*What to do*.
Every line below that holds the string "content" should be copied.

########################################

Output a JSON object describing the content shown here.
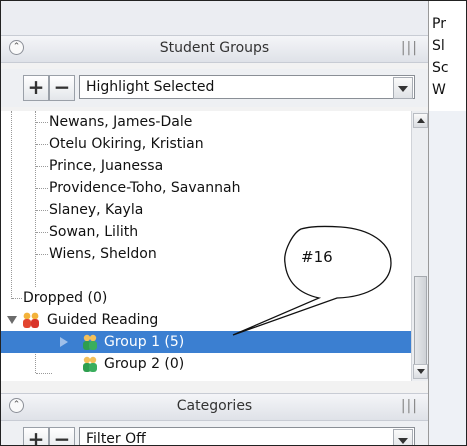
{
  "right_panel": {
    "lines": [
      "Pr",
      "Sl",
      "Sc",
      "W"
    ]
  },
  "student_groups": {
    "title": "Student Groups",
    "collapse_glyph": "⌃",
    "grip_glyph": "|||",
    "add_label": "+",
    "remove_label": "−",
    "dropdown_value": "Highlight Selected",
    "tree": [
      {
        "label": "Newans, James-Dale",
        "type": "student"
      },
      {
        "label": "Otelu Okiring, Kristian",
        "type": "student"
      },
      {
        "label": "Prince, Juanessa",
        "type": "student"
      },
      {
        "label": "Providence-Toho, Savannah",
        "type": "student"
      },
      {
        "label": "Slaney, Kayla",
        "type": "student"
      },
      {
        "label": "Sowan, Lilith",
        "type": "student"
      },
      {
        "label": "Wiens, Sheldon",
        "type": "student"
      },
      {
        "label": "Dropped (0)",
        "type": "folder"
      },
      {
        "label": "Guided Reading",
        "type": "group-parent",
        "expanded": true
      },
      {
        "label": "Group 1 (5)",
        "type": "group",
        "selected": true
      },
      {
        "label": "Group 2 (0)",
        "type": "group"
      }
    ]
  },
  "categories": {
    "title": "Categories",
    "collapse_glyph": "⌃",
    "grip_glyph": "|||",
    "add_label": "+",
    "remove_label": "−",
    "dropdown_value": "Filter Off"
  },
  "callout": {
    "text": "#16"
  },
  "colors": {
    "selection": "#3b7fd1",
    "group_icon_red": "#e2452f",
    "group_icon_green": "#2e9e4f"
  }
}
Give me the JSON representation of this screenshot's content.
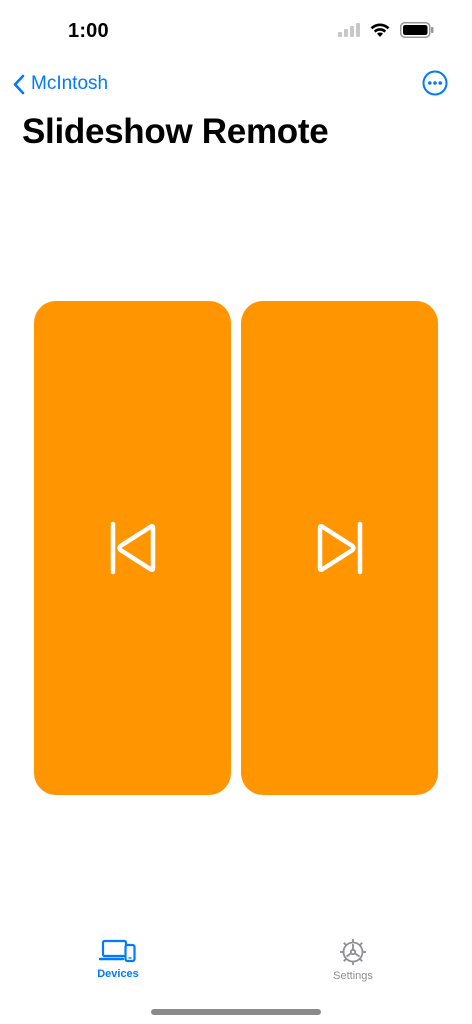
{
  "status_bar": {
    "time": "1:00"
  },
  "nav": {
    "back_label": "McIntosh"
  },
  "page": {
    "title": "Slideshow Remote"
  },
  "remote": {
    "previous_icon": "backward-end-icon",
    "next_icon": "forward-end-icon",
    "button_color": "#FF9500"
  },
  "tabs": [
    {
      "label": "Devices",
      "icon": "laptop-phone-icon",
      "selected": true
    },
    {
      "label": "Settings",
      "icon": "gear-icon",
      "selected": false
    }
  ],
  "colors": {
    "accent": "#007AFF",
    "inactive": "#8E8E93"
  }
}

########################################

*Answer section*.
Output a JSON object describing the content shown here.
Give me the JSON representation of this screenshot's content.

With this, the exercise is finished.